Billy explains that, abducted as a youth, he was forced to do things the “white person way,” and told that hunting and fishing were bad. His family’s land was stolen, and now he has only Black Charlie. From here on, a deeper understanding develops between Billy and Clare, built on shared suffering and a mutual contempt for the English colonists, but also on growing affection and support for one another, until the film’s moving denouement in Launceston.

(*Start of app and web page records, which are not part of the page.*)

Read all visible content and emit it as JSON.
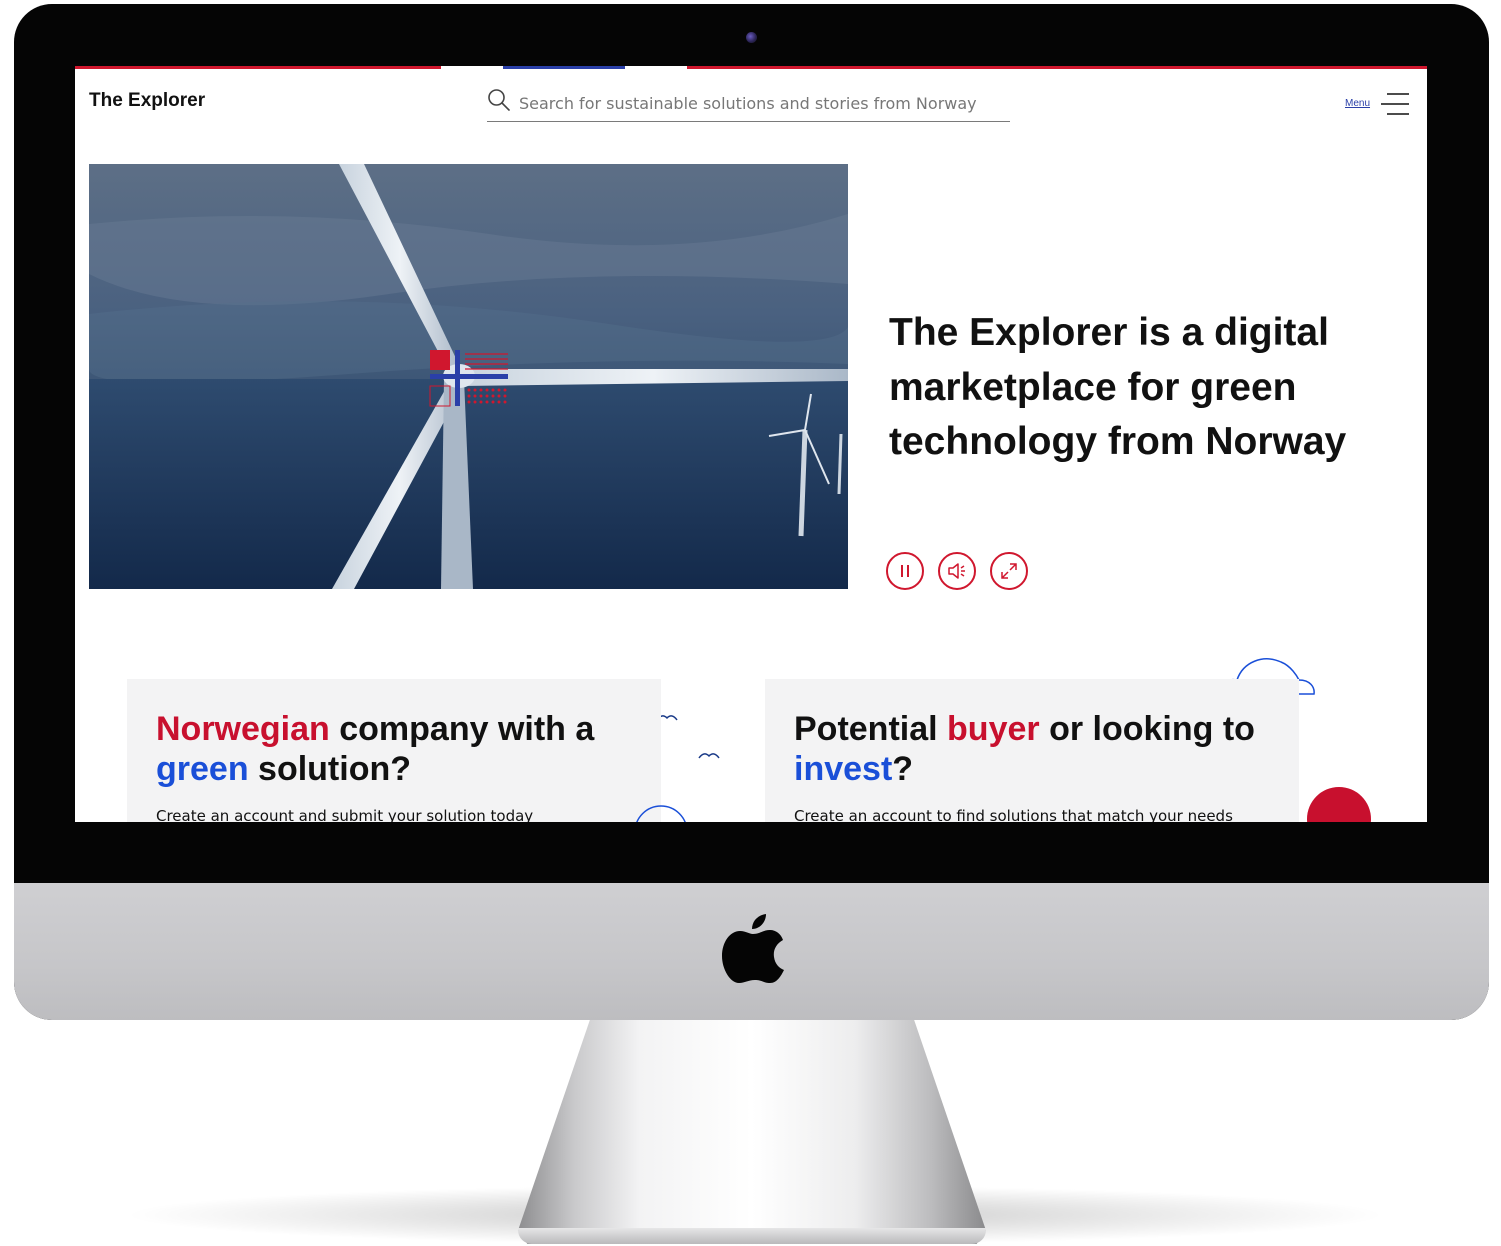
{
  "browser": {
    "brand": "The Explorer",
    "search": {
      "placeholder": "Search for sustainable solutions and stories from Norway"
    },
    "menu_label": "Menu"
  },
  "hero": {
    "title": "The Explorer is a digital marketplace for green technology from Norway",
    "controls": [
      "pause-icon",
      "sound-icon",
      "fullscreen-icon"
    ]
  },
  "cards": [
    {
      "title_parts": [
        "Norwegian",
        " company with a ",
        "green",
        " solution?"
      ],
      "text": "Create an account and submit your solution today"
    },
    {
      "title_parts": [
        "Potential ",
        "buyer",
        " or looking to ",
        "invest",
        "?"
      ],
      "text": "Create an account to find solutions that match your needs"
    }
  ],
  "colors": {
    "accent_red": "#d0172e",
    "accent_blue": "#1a4fd8",
    "card_bg": "#f3f3f4"
  }
}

Jennifer Kent’s approach to the film is one of empathy towards her characters. “To me,” she said in one interview, “the fact that Billy and Clare can connect from one human being to another, after what they’ve been through, is a beautiful thing. It’s a miracle. So colonialism is there [in the film], but it comes through the characters.” This shines through the entire narrative, which effectively and convincingly brings these two sufferers of colonial oppression together. We are even led to feel a certain sympathy, or pity, for Lieutenant Hawkins, who has suffered, in his own way, for years under brutal conditions.
Kent has courageously discussed and emphasised the need for artists to look at this uncomfortable history in a thorough and objective manner. Indeed, she deserves credit for exploring historical issues that have largely been ignored by the film industry, while approaching the work with rigor and researching the subject for at least five years prior to shooting.
The cast also deserves praise for taking on such weighty material and demanding conditions. Franciosi has said there were weeks when she was physically and emotionally exhausted, and in the last week of shooting even suffered hypothermia. Claflin does a marvellous job of playing the repellent Lieutenant Hawkins, a role that took more than a year to cast, due, in part, to so many actors turning it down. Baykali, a dancer and first time actor, gives a remarkably emotional and proud performance, for which he won the Marcello Mastroianni Award, given to emerging actors at the Venice film festival.
The Nightingale, which deservedly won the special jury prize at the Venice film festival in 2018, is, at times, difficult to watch. But it is well worth the effort. We look forward with anticipation to Jennifer Kent’s next work.